Native Gardens, written by Karen Zacarias and directed by Robert Barry Fleming, tells the tale of adjoining backyards and how close spaces can bring out our differences. Born in Mexico, this playwright moved to Boston at the age of 10. Being an immigrant she often felt stereotyped and bullied, and now, she has used her feelings to fuel her writing and Native Gardens has emerged sa one of the top 10 most produced plays of the season. In Native Gardens Zacarias explores what it means to be neighborly while reminding us that despite our differences we can all laugh together.
As you might expect the set for this performance consists of two gardens and the back facades of their corresponding homes. One is very stately and has lush, beautiful gardens. The other is in need of repair but clearly has the potential to be a lovely home. The set largely remains the same through the performance and lighting (Michael Bill) is tactfully used to transition throughout the week. As the play begins the audience is quickly introduced to two very different sets of homeowners (the only four speaking roles in the show).
Pablo (Grayson DeJesus) and his wife Tanya (Natalie Camunas) are new to DC. After years of law school and making a name for himself, Pablo is going for partner at his firm and Tanya is gearing up to defend her doctoral dissertation.
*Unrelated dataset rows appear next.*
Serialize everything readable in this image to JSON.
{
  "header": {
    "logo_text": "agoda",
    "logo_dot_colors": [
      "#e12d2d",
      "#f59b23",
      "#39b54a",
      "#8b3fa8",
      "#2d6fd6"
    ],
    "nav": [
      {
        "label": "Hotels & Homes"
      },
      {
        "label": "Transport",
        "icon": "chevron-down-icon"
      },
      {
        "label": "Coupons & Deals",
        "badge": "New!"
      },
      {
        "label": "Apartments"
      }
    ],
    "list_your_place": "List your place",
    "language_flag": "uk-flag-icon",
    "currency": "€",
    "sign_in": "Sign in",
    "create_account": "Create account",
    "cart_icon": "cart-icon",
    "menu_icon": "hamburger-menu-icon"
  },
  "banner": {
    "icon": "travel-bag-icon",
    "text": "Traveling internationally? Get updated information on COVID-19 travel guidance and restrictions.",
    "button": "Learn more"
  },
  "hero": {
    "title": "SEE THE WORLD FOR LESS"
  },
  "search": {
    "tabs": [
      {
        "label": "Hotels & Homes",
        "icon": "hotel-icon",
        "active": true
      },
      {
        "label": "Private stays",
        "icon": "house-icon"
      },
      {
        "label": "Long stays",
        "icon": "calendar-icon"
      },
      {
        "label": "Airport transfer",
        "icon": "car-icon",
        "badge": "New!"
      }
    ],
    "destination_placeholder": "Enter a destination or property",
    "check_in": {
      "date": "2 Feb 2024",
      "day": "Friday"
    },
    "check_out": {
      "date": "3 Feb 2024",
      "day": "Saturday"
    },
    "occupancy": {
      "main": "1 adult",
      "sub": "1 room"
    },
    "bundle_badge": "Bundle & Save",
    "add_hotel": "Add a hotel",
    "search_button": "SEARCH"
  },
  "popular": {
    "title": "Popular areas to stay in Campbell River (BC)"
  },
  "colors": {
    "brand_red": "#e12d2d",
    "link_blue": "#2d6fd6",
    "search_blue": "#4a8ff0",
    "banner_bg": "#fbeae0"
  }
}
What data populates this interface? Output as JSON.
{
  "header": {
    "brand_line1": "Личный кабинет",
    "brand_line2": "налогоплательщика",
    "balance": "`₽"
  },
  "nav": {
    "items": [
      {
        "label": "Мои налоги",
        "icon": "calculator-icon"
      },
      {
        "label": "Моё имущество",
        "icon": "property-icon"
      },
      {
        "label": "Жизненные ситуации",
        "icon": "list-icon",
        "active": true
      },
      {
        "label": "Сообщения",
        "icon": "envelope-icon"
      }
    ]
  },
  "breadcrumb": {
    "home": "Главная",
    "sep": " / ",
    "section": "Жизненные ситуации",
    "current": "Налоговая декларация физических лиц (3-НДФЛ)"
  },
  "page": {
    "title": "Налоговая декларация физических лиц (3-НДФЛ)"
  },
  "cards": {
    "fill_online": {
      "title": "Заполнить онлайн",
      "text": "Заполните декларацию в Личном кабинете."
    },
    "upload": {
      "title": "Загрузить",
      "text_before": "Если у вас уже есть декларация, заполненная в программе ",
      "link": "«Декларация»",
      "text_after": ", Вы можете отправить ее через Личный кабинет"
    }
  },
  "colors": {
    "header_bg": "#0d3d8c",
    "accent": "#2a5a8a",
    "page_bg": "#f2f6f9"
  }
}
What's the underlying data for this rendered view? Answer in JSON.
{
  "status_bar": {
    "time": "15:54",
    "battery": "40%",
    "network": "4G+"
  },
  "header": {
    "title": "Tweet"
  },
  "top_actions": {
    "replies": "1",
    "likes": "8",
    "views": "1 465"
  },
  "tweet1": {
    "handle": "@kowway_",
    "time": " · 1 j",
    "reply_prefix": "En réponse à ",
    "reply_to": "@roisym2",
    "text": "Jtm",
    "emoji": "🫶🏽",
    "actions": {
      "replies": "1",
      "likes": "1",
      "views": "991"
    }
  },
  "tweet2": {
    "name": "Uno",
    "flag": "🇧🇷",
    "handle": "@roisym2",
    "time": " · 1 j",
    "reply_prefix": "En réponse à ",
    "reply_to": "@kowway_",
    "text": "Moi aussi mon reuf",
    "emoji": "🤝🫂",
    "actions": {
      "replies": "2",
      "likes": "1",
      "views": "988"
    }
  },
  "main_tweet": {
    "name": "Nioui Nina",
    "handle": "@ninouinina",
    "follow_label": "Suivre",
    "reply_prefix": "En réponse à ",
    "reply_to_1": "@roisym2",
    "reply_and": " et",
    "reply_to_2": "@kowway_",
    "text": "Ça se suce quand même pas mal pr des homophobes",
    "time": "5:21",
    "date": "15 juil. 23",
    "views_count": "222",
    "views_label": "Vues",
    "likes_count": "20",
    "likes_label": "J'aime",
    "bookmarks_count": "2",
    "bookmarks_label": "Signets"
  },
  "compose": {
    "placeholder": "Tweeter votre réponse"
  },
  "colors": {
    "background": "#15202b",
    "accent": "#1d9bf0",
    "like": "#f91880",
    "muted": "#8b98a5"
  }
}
This young and cultured power couple have just bought a historic fixer upper in a very exclusive neighborhood. The two are extremely happy and to top it off are expecting their first baby in a few short weeks. After moving in they are ecstatic to get to know their new neighbors Frank and Virginia Butley (Wynn Harmon and Charlotte Mauer). The Butleys have been in DC for ages and are well established members of the community. Virginia was a long time engineer and Frank is a proud and competitive gardener. Things seem to be going well in the neighborhood until Pablo and Tanya begin to renovate their backyard and notice an issue with their property line. A disagreement about fence placement becomes a full blown border war as differences between the two couples become more and more prevalent.
With a lovely set design and rhythmic translations Native Gardens makes for a nice evening out. There are no stand out performances but all the actors work well together to tell an engaging story that leaves audiences remembering that our differences are what make us unique but should never serve as fences to divide us. This show although appropriate for all ages does gear it’s jokes toward a mature audience and is just under 90 minutes from start to finish, no intermission. Performances run through May 19th at the Allen theatre.
All opinions and thoughts expressed within reviews on Theatre Travels are those of the writer and not of the company at large.